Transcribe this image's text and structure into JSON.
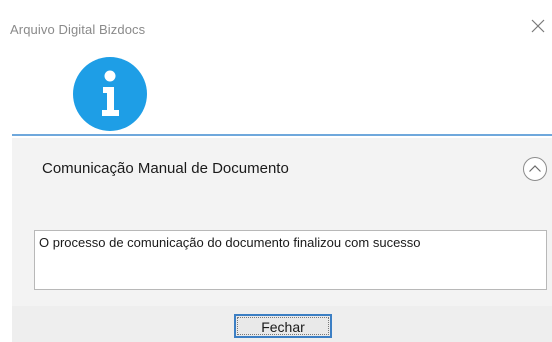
{
  "window": {
    "title": "Arquivo Digital Bizdocs",
    "close_icon": "close-icon"
  },
  "dialog": {
    "icon": "info-icon",
    "icon_color": "#1e9ee6",
    "accent_line_color": "#6fa8dc",
    "heading": "Comunicação Manual de Documento",
    "collapse_icon": "chevron-up-icon",
    "message": "O processo de comunicação do documento finalizou com sucesso"
  },
  "footer": {
    "close_button_label": "Fechar"
  }
}
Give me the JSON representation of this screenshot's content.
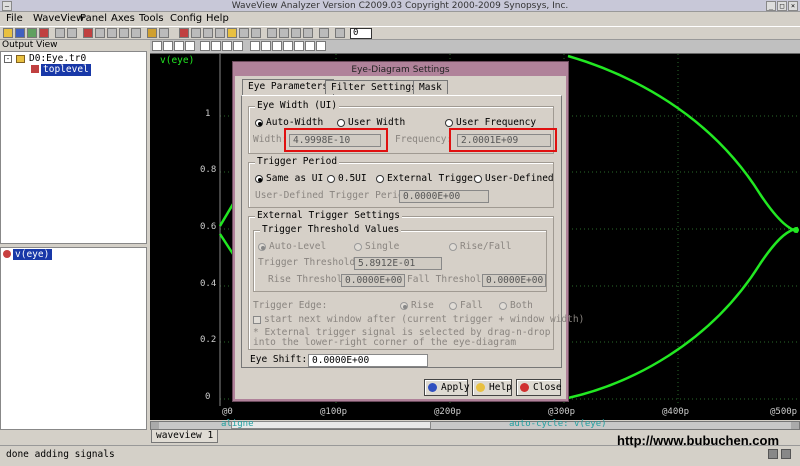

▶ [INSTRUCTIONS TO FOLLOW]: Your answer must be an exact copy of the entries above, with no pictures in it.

▶ [RESPONSE TO THE EXERCISE]:
Transcribe this image's text and structure into JSON.
{
  "window": {
    "title": "Arquivo Digital Bizdocs",
    "close_icon": "close-icon"
  },
  "dialog": {
    "icon": "info-icon",
    "icon_color": "#1e9ee6",
    "accent_line_color": "#6fa8dc",
    "heading": "Comunicação Manual de Documento",
    "collapse_icon": "chevron-up-icon",
    "message": "O processo de comunicação do documento finalizou com sucesso"
  },
  "footer": {
    "close_button_label": "Fechar"
  }
}
Give me the JSON representation of this screenshot's content.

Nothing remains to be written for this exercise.